-- Entries shown follows --

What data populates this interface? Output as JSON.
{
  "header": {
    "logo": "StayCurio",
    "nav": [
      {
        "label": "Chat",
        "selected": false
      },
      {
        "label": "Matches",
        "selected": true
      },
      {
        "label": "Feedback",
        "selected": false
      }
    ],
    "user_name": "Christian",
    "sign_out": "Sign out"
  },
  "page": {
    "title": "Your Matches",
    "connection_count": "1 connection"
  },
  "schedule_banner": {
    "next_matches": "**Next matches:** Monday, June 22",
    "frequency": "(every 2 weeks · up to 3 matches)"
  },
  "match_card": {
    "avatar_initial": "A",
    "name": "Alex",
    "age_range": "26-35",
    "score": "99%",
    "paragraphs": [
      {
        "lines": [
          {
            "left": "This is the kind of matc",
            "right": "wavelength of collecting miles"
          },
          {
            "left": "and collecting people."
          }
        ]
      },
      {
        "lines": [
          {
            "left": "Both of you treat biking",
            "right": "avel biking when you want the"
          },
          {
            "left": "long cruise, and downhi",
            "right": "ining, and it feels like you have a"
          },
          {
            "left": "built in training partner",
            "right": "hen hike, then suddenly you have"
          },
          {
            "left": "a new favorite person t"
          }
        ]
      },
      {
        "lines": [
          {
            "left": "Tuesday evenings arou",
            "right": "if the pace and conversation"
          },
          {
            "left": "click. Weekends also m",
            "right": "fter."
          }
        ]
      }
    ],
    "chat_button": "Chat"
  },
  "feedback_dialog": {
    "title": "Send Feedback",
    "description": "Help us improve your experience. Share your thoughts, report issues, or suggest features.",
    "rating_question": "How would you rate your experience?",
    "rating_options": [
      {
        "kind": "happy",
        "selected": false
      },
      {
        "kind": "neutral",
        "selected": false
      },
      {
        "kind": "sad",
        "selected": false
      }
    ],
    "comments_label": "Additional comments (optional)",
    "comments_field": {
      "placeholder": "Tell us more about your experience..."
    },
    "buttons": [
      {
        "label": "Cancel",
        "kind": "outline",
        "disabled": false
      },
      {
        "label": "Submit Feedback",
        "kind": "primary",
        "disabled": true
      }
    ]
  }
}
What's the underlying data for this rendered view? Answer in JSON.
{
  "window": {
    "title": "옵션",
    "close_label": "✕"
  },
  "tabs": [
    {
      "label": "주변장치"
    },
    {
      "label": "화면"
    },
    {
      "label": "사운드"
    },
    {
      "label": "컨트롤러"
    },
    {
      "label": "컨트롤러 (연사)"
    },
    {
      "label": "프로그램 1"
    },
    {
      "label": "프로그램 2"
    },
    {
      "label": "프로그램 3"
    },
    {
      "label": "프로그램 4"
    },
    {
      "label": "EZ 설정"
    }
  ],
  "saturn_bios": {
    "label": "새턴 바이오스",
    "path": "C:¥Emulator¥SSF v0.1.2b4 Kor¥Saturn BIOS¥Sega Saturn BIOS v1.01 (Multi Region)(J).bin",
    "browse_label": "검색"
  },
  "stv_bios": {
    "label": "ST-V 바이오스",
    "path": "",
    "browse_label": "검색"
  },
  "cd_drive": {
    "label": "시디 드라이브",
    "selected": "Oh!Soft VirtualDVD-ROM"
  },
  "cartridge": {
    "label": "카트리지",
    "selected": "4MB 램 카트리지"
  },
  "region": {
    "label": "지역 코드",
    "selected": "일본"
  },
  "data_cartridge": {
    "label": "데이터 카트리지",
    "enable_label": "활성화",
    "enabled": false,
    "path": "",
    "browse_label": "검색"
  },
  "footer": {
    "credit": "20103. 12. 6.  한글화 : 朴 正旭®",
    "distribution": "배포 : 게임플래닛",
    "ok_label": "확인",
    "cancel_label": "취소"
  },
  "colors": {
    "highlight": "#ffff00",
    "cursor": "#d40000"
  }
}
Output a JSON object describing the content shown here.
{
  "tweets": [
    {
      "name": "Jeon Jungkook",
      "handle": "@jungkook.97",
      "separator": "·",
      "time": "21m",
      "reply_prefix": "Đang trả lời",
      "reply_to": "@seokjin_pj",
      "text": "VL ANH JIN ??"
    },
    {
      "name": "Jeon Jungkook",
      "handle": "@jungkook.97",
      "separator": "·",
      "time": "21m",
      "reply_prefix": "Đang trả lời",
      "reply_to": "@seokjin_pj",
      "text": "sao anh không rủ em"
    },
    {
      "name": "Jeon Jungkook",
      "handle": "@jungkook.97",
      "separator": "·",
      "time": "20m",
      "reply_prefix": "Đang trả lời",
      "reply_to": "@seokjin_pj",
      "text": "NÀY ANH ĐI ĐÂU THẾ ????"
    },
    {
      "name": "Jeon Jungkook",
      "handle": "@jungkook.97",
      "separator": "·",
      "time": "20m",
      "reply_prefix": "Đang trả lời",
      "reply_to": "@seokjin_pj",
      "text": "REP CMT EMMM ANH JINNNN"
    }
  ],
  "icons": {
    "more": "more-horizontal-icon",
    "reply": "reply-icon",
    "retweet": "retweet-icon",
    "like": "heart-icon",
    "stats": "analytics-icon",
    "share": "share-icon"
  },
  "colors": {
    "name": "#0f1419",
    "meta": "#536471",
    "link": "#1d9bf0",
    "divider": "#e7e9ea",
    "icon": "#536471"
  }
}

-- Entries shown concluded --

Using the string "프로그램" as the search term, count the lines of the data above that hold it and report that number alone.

**Answer to this task**
4